Items from an interface collection
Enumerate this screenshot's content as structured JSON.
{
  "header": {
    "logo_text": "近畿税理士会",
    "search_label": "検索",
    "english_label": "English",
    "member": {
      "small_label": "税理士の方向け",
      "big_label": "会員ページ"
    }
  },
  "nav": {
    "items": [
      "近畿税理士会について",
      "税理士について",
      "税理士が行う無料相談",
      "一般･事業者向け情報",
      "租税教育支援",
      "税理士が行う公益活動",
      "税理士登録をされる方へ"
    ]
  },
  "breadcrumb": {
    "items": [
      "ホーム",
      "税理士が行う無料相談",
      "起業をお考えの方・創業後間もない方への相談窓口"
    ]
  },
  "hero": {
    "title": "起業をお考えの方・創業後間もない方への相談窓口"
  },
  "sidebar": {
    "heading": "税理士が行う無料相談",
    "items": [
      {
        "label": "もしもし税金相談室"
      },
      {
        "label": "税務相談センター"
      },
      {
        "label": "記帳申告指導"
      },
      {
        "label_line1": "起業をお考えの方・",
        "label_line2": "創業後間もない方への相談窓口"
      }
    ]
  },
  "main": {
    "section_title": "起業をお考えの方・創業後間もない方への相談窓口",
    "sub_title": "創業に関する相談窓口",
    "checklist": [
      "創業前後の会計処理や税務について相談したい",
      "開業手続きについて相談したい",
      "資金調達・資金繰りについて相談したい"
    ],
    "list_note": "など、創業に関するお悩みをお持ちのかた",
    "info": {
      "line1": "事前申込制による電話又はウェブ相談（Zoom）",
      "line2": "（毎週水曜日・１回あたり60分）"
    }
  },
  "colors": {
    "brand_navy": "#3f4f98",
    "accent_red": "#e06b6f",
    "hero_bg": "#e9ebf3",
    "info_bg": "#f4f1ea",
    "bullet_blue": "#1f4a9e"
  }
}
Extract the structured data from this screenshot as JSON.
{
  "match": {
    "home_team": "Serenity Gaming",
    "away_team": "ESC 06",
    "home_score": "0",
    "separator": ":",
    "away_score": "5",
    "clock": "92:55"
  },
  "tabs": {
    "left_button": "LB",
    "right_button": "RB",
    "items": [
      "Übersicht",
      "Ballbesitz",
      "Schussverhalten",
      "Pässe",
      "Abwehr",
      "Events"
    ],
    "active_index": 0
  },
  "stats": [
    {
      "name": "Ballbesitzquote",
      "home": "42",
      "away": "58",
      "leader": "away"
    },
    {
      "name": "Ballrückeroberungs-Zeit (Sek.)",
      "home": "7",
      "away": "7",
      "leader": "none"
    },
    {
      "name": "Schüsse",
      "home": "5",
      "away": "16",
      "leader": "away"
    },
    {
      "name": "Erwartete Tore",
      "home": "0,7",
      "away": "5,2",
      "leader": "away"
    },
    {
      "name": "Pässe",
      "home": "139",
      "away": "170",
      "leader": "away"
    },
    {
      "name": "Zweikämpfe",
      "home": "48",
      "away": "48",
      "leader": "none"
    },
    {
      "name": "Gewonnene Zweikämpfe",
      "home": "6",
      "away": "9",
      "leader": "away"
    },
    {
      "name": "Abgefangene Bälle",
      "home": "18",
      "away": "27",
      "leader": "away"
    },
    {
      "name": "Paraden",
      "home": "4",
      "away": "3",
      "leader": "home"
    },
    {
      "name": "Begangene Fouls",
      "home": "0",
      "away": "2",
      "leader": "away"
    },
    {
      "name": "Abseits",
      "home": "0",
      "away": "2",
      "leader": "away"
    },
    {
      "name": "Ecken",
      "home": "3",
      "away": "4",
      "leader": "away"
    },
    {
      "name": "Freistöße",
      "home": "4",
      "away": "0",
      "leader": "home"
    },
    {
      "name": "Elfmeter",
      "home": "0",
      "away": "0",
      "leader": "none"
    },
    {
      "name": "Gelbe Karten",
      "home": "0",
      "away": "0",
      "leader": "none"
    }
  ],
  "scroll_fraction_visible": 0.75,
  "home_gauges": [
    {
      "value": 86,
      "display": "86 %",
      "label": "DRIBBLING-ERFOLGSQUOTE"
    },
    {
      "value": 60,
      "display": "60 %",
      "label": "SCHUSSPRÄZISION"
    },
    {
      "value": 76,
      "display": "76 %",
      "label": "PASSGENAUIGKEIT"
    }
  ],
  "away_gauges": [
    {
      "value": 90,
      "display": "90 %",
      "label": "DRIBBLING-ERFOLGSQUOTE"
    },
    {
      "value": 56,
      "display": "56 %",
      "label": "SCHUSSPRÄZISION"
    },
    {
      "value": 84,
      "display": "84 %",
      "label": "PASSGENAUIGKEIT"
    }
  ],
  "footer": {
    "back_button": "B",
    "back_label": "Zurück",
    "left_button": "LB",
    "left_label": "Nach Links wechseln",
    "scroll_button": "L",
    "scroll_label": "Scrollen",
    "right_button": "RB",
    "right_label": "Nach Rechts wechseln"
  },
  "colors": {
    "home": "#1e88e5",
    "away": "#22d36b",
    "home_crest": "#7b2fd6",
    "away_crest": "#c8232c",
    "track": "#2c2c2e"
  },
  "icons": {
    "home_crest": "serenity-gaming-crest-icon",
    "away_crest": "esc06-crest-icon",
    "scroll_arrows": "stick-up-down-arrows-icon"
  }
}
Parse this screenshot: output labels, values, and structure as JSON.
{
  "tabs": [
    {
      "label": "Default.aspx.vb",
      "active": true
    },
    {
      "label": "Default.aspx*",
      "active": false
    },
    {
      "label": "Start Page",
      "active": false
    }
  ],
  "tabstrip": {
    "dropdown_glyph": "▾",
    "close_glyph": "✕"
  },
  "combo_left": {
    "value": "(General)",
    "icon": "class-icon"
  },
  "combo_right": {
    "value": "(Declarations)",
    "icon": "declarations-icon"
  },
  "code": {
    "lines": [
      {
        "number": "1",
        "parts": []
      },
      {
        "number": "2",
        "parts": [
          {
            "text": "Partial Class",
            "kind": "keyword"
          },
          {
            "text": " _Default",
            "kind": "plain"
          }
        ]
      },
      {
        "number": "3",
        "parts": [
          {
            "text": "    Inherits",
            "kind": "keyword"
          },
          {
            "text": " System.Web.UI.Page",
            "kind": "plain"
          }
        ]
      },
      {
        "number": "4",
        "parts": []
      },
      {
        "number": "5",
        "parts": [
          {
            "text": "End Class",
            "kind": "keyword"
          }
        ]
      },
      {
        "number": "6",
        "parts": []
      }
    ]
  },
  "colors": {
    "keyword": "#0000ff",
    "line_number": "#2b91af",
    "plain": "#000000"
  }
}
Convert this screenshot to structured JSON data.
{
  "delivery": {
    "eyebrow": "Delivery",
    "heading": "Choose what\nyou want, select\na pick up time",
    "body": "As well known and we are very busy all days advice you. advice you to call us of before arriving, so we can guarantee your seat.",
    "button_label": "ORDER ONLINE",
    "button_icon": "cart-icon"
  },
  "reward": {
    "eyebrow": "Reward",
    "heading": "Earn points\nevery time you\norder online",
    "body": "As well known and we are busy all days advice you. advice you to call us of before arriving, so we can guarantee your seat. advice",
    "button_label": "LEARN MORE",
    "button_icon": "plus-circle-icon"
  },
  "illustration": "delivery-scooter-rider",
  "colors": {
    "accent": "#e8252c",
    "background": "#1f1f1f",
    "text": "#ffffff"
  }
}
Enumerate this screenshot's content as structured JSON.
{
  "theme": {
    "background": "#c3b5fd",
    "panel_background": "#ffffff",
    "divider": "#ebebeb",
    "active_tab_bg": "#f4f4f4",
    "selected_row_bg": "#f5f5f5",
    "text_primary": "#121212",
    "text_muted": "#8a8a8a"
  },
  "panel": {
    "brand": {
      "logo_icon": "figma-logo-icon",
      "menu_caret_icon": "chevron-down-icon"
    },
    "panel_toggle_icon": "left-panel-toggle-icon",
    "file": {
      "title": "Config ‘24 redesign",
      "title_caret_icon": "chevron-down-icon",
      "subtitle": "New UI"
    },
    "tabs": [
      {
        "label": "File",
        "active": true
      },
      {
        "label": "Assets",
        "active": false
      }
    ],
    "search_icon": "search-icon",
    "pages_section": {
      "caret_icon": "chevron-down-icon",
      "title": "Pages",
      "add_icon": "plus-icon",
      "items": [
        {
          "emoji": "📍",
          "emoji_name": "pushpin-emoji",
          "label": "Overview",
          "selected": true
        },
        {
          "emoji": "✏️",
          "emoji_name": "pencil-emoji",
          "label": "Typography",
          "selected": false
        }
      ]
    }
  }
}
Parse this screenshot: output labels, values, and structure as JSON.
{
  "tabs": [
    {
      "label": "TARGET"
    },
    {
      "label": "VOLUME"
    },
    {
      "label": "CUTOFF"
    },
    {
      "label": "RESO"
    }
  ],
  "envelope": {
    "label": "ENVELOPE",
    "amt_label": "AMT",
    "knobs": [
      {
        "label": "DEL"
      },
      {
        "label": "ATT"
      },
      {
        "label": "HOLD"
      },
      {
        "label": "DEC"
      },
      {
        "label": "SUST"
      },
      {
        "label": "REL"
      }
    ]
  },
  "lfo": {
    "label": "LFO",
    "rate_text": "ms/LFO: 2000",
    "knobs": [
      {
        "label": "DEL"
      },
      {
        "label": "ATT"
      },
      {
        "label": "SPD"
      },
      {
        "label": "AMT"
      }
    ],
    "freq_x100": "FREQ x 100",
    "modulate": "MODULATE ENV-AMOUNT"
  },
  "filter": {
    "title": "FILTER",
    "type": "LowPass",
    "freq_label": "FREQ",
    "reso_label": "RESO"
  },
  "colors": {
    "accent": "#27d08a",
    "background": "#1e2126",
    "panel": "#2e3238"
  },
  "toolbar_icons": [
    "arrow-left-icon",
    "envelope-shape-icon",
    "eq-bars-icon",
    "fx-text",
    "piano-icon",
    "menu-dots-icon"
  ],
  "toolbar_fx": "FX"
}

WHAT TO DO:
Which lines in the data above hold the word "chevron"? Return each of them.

EXERCISE RESPONSE:
      "menu_caret_icon": "chevron-down-icon"
      "title_caret_icon": "chevron-down-icon",
      "caret_icon": "chevron-down-icon",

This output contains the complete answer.